The rear portion of La Plaza Theatre was demolished in 1957. The front portion (which must have been the arcade leading to the theater) had been demolished in 1955, and the entire complex had been condemned in 1953, according to this article in the St. Petersburg Times of April 9, 1957.

This 1913 article about amusements available in St. Petersburg says that construction of La Plaza had begun in May, 1912, and the 1,800-seat theater had opened in March, 1913, with a series of three operas presented by the Royal Italian Grand Opera company. The article also mentions that there were three movie houses then operating in St. Petersburg: the Rex, the Star, and the Royal Palms.

bhorn2 on July 21, 2009 at 11:08 am

And here is one more article – definitively states that the theater had a seating capacity of 1800 people…

View link

bhorn2 on July 21, 2009 at 11:06 am

It was, indeed, “La Plaza” – long gone now. Here’s a link to a 1948 article about it:

View link

RubyTrio on June 11, 2009 at 2:03 pm

I had two great aunts who were in vaudeville and played the Plaza in November of 1926. It was part of the Keith circuit of vaudeville.

boilerbob7 on December 25, 2007 at 11:21 am

I often went there in the early 50s. It had kids matinees for 9 cents. We became friends with the projectionist and we were able to get in when the first holocaust movies were shown, limited to adults only. I was 7 or 8 at the time. I also remember a friend winning a bicycle by getting popcorn boxtops from the customers.

rocsal on October 2, 2005 at 5:30 am

I don’t know the exact size of the Plaza but it was over 2000 seats. In the photo the street going to the right is central ave, while the one going to the left is fifth street. I believe the theater was entered through the arcade on central ave. The central ave part of the theater ( arcade) is now a parking lot and where the auditorium was is the current location of the Holocast museum. The auditorium was located across the theater from the Florida theater.
Until the 1960’s it was not uncommon in the south to have “colored balconies”, especially in small towns that only had one or two theaters

drumrboy36 on August 23, 2005 at 1:51 am

I went to the City of St Petersburg Web site and looked at the City Maps……it appears 504 Central Ave is now a parking lot.

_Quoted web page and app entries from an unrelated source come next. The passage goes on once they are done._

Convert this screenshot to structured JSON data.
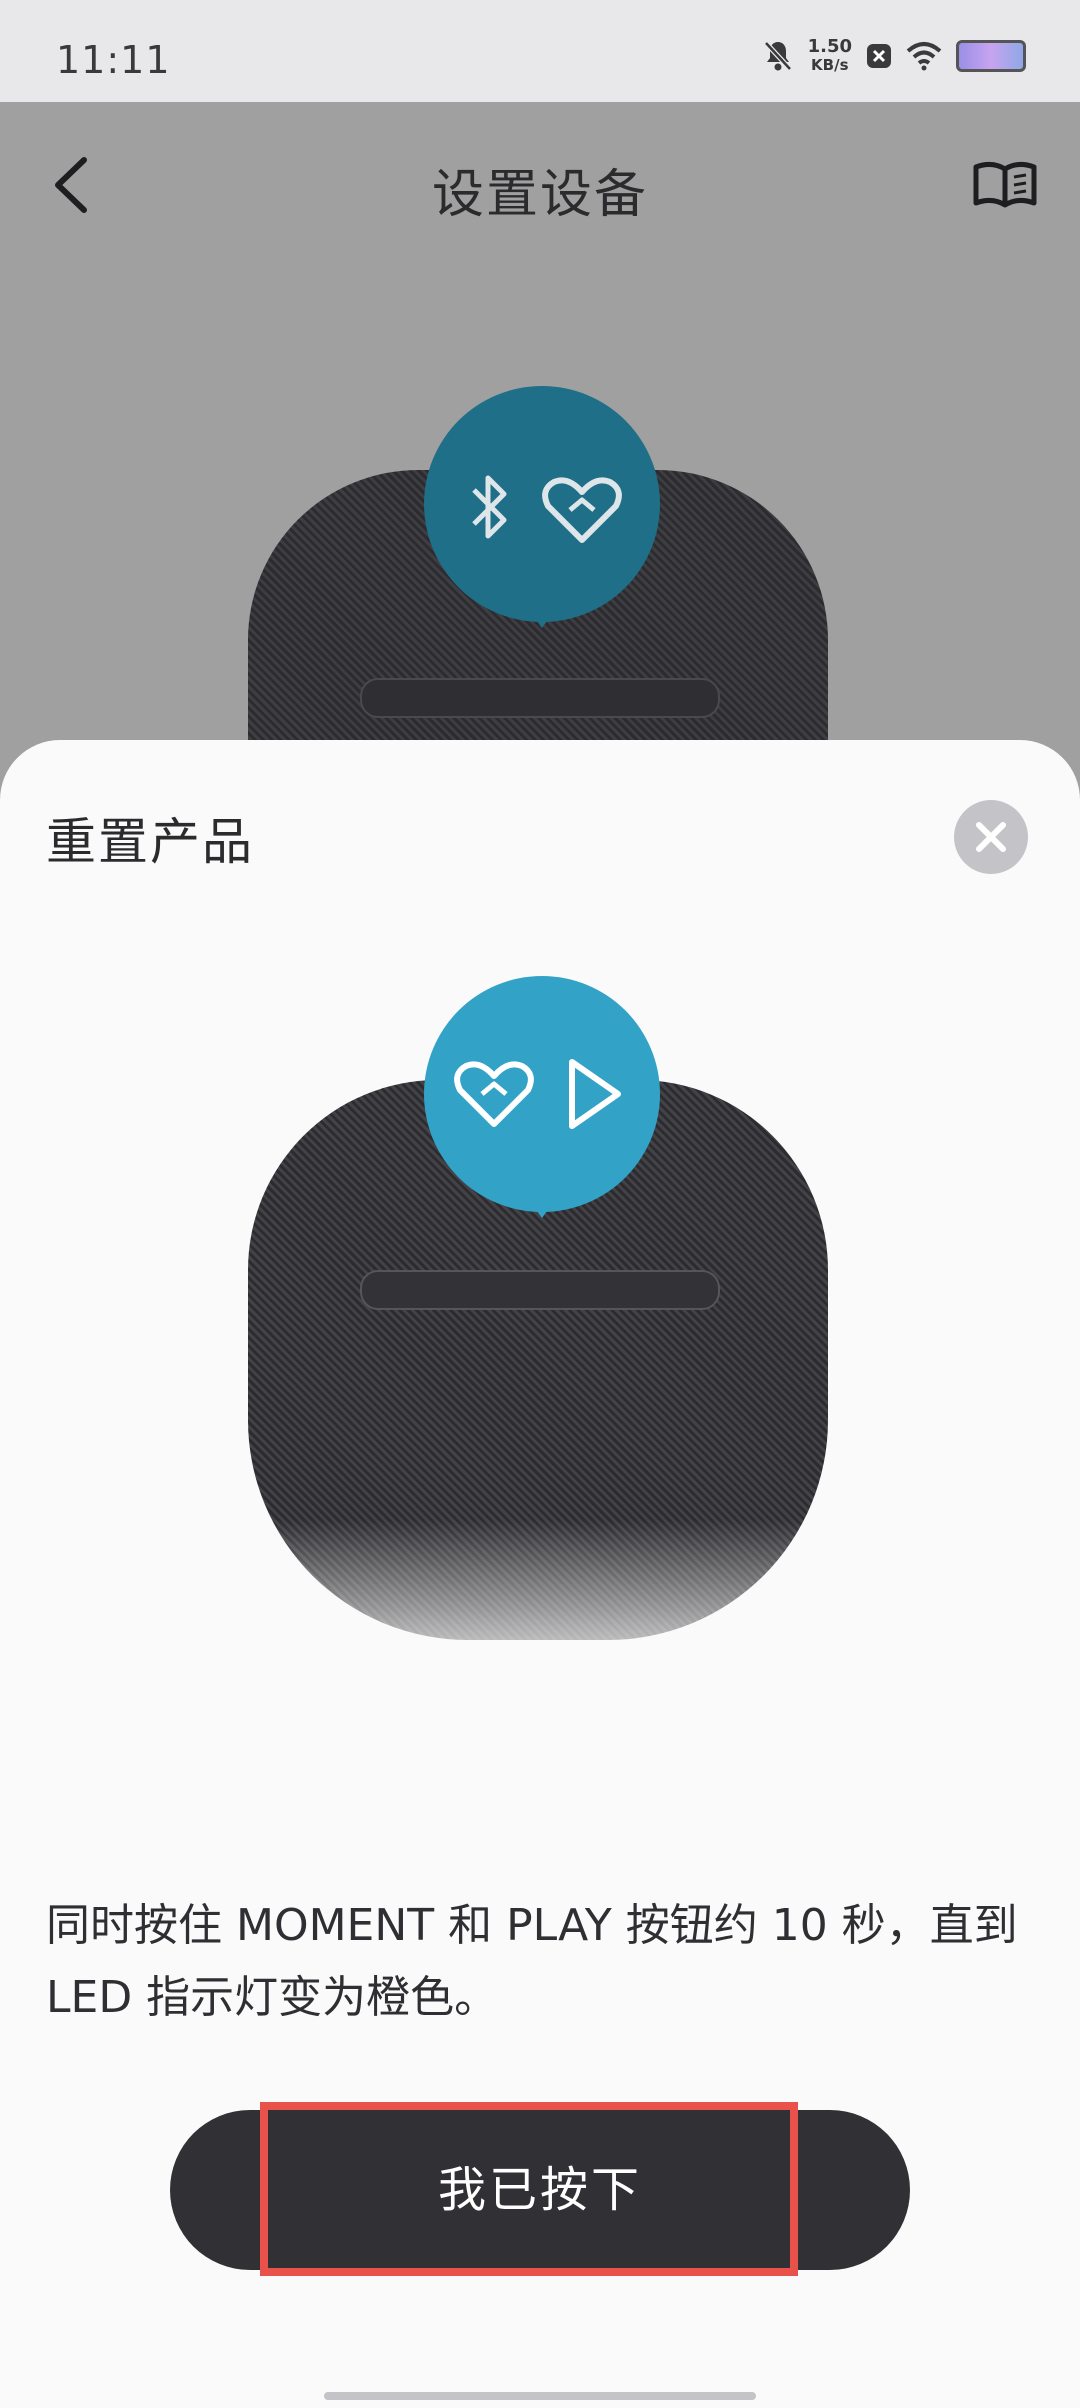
{
  "status_bar": {
    "time": "11:11",
    "net_speed_value": "1.50",
    "net_speed_unit": "KB/s",
    "icons": [
      "mute-bell-icon",
      "close-box-icon",
      "wifi-icon",
      "battery-icon"
    ]
  },
  "header": {
    "title": "设置设备",
    "back_icon": "chevron-left-icon",
    "guide_icon": "book-icon"
  },
  "sheet": {
    "title": "重置产品",
    "close_icon": "close-icon",
    "illustration": {
      "bubble_icons": [
        "heart-icon",
        "play-icon"
      ],
      "bubble_color": "#32a3c6"
    },
    "instruction": "同时按住 MOMENT 和 PLAY 按钮约 10 秒，直到 LED 指示灯变为橙色。",
    "confirm_button": "我已按下"
  },
  "background_illustration": {
    "bubble_icons": [
      "bluetooth-icon",
      "heart-icon"
    ],
    "bubble_color": "#1f6f88"
  },
  "colors": {
    "button_bg": "#313135",
    "highlight": "#e8524a",
    "sheet_bg": "#fafafa",
    "overlay_bg": "#a0a0a0"
  }
}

Ken Roe
Ken Roe on August 22, 2005 at 3:04 pm

I notice on the postcard photo it is The Plaza, not La Plaza. It does certainly look like a large theatre. Maybe La Plaza (or LaPlaza is it is spelt in the 1941 Film Daily Yearbook) was a small theatre attached to the larger Plaza Theatre that was no longer there from 1941 onwards. Just a thought.

We need someone local with first hand knowledge to help solve this one. What is currently located on the 504 Central Avenue address?

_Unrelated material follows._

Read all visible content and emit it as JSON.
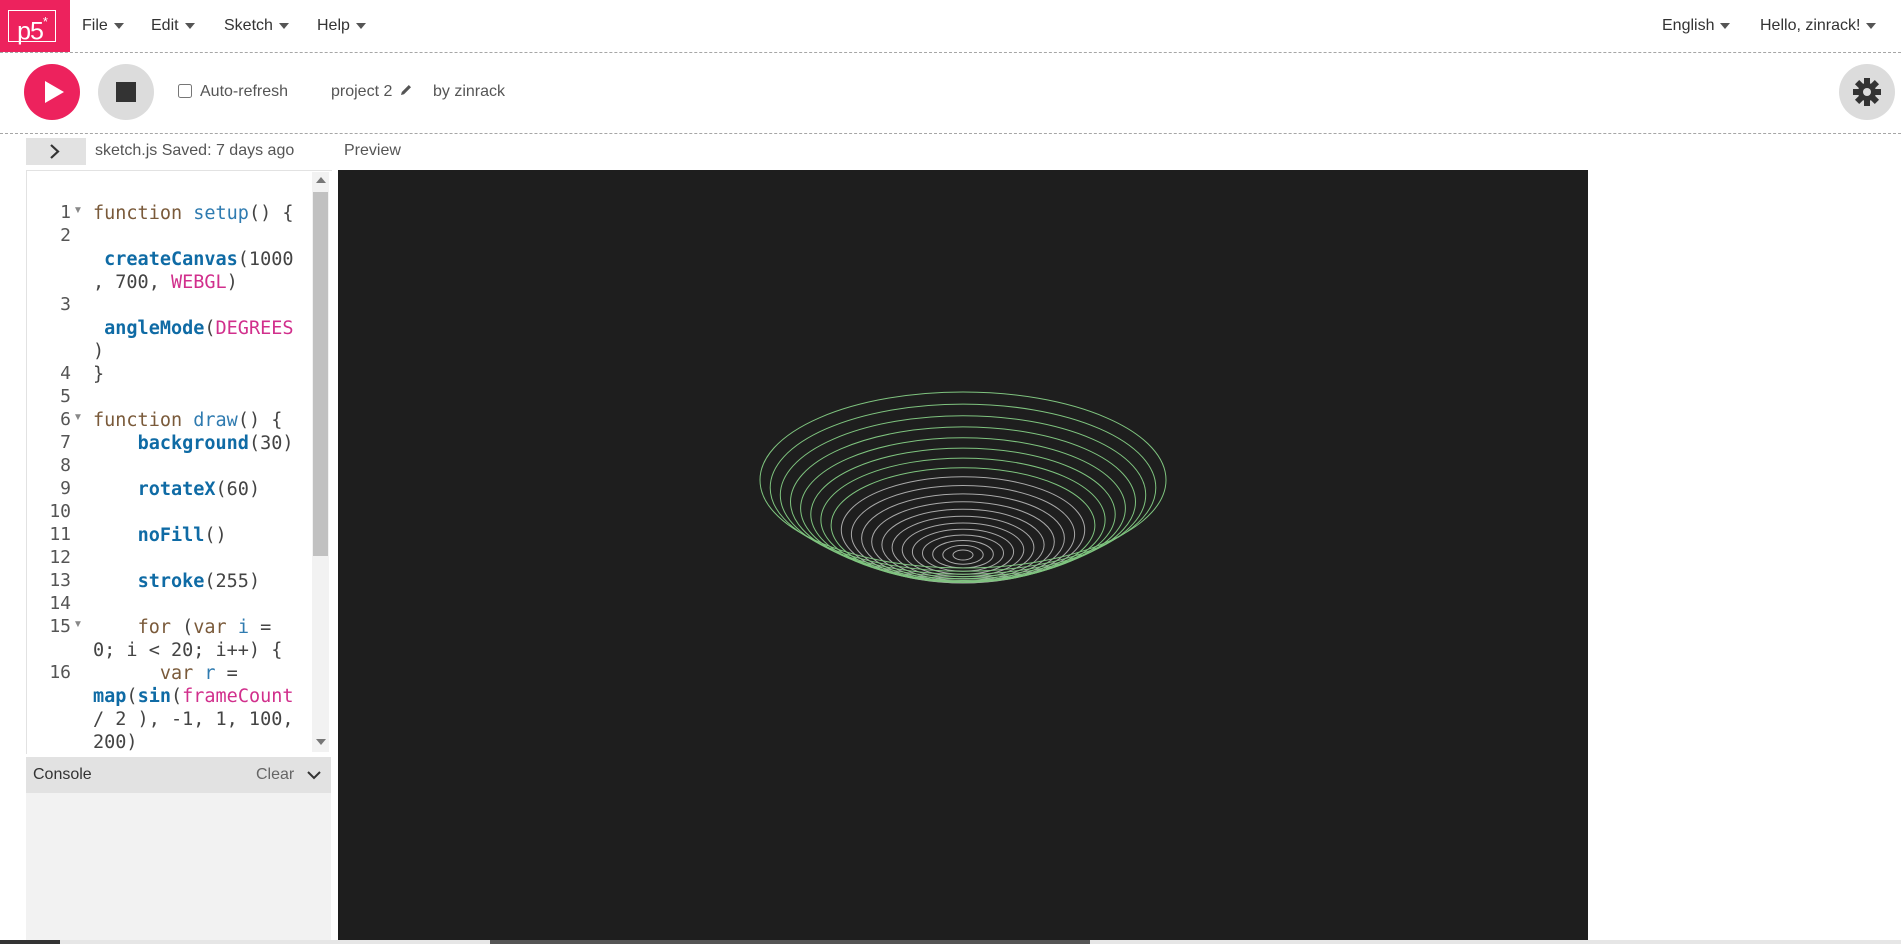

drumrboy36 on August 22, 2005 at 8:36 am

Here is a link to a post-card photo:
It appears to be a larger theatre.

Ken Roe
Ken Roe on August 22, 2005 at 7:54 am

Listed as the LaPlaza Theatre in Film Daily Yearbook;1941 and La Plaza Theatre 1943 editions as having a seating capacity of 375 in both editions. It was operated by Paramount Pictures Inc. through their subsidiary E.J. Sparks.

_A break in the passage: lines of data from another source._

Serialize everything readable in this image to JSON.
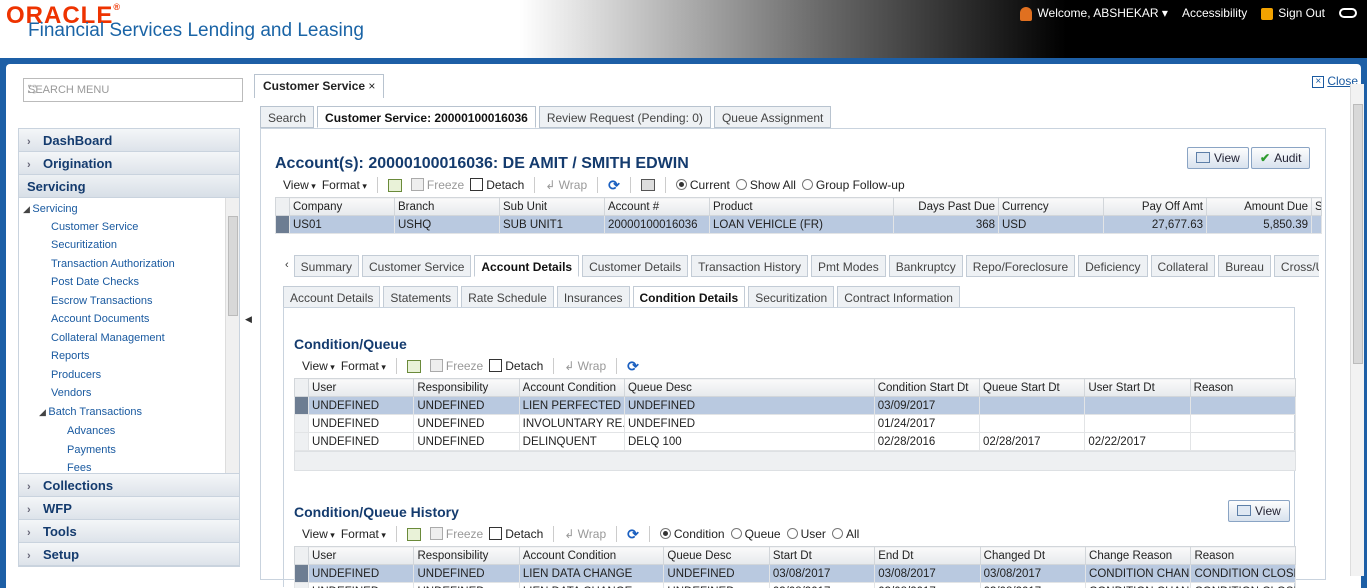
{
  "header": {
    "logo": "ORACLE",
    "logo_mark": "®",
    "product": "Financial Services Lending and Leasing",
    "welcome": "Welcome, ABSHEKAR",
    "accessibility": "Accessibility",
    "signout": "Sign Out"
  },
  "leftnav": {
    "search_placeholder": "SEARCH MENU",
    "sections": [
      "DashBoard",
      "Origination",
      "Servicing",
      "Collections",
      "WFP",
      "Tools",
      "Setup"
    ],
    "servicing_root": "Servicing",
    "items": [
      "Customer Service",
      "Securitization",
      "Transaction Authorization",
      "Post Date Checks",
      "Escrow Transactions",
      "Account Documents",
      "Collateral Management",
      "Reports",
      "Producers",
      "Vendors"
    ],
    "batch": "Batch Transactions",
    "batch_items": [
      "Advances",
      "Payments",
      "Fees"
    ]
  },
  "main": {
    "tab_title": "Customer Service",
    "close": "Close",
    "subtabs": [
      "Search",
      "Customer Service: 20000100016036",
      "Review Request (Pending: 0)",
      "Queue Assignment"
    ],
    "account_title": "Account(s): 20000100016036: DE AMIT / SMITH EDWIN",
    "view_btn": "View",
    "audit_btn": "Audit",
    "toolbar": {
      "view": "View",
      "format": "Format",
      "freeze": "Freeze",
      "detach": "Detach",
      "wrap": "Wrap",
      "current": "Current",
      "show_all": "Show All",
      "group_followup": "Group Follow-up"
    },
    "acct_columns": [
      "Company",
      "Branch",
      "Sub Unit",
      "Account #",
      "Product",
      "Days Past Due",
      "Currency",
      "Pay Off Amt",
      "Amount Due",
      "S"
    ],
    "acct_rows": [
      [
        "US01",
        "USHQ",
        "SUB UNIT1",
        "20000100016036",
        "LOAN VEHICLE (FR)",
        "368",
        "USD",
        "27,677.63",
        "5,850.39",
        ""
      ]
    ],
    "main_tabs": [
      "Summary",
      "Customer Service",
      "Account Details",
      "Customer Details",
      "Transaction History",
      "Pmt Modes",
      "Bankruptcy",
      "Repo/Foreclosure",
      "Deficiency",
      "Collateral",
      "Bureau",
      "Cross/Up Sell Act"
    ],
    "detail_tabs": [
      "Account Details",
      "Statements",
      "Rate Schedule",
      "Insurances",
      "Condition Details",
      "Securitization",
      "Contract Information"
    ],
    "cq": {
      "title": "Condition/Queue",
      "columns": [
        "User",
        "Responsibility",
        "Account Condition",
        "Queue Desc",
        "Condition Start Dt",
        "Queue Start Dt",
        "User Start Dt",
        "Reason"
      ],
      "rows": [
        [
          "UNDEFINED",
          "UNDEFINED",
          "LIEN PERFECTED",
          "UNDEFINED",
          "03/09/2017",
          "",
          "",
          ""
        ],
        [
          "UNDEFINED",
          "UNDEFINED",
          "INVOLUNTARY RE...",
          "UNDEFINED",
          "01/24/2017",
          "",
          "",
          ""
        ],
        [
          "UNDEFINED",
          "UNDEFINED",
          "DELINQUENT",
          "DELQ 100",
          "02/28/2016",
          "02/28/2017",
          "02/22/2017",
          ""
        ]
      ]
    },
    "cqh": {
      "title": "Condition/Queue History",
      "radios": [
        "Condition",
        "Queue",
        "User",
        "All"
      ],
      "columns": [
        "User",
        "Responsibility",
        "Account Condition",
        "Queue Desc",
        "Start Dt",
        "End Dt",
        "Changed Dt",
        "Change Reason",
        "Reason"
      ],
      "rows": [
        [
          "UNDEFINED",
          "UNDEFINED",
          "LIEN DATA CHANGE",
          "UNDEFINED",
          "03/08/2017",
          "03/08/2017",
          "03/08/2017",
          "CONDITION CHAN...",
          "CONDITION CLOSE"
        ],
        [
          "UNDEFINED",
          "UNDEFINED",
          "LIEN DATA CHANGE",
          "UNDEFINED",
          "03/08/2017",
          "03/08/2017",
          "03/08/2017",
          "CONDITION CHAN...",
          "CONDITION CLOSE"
        ]
      ]
    }
  }
}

In the 1950 edition of F.D.Y. the La Plaza Theatre, 504 Central Avenue, St. Petersburg, FL has a seating capacity listed as 2,390! Surely a mis-print here and it must be 390?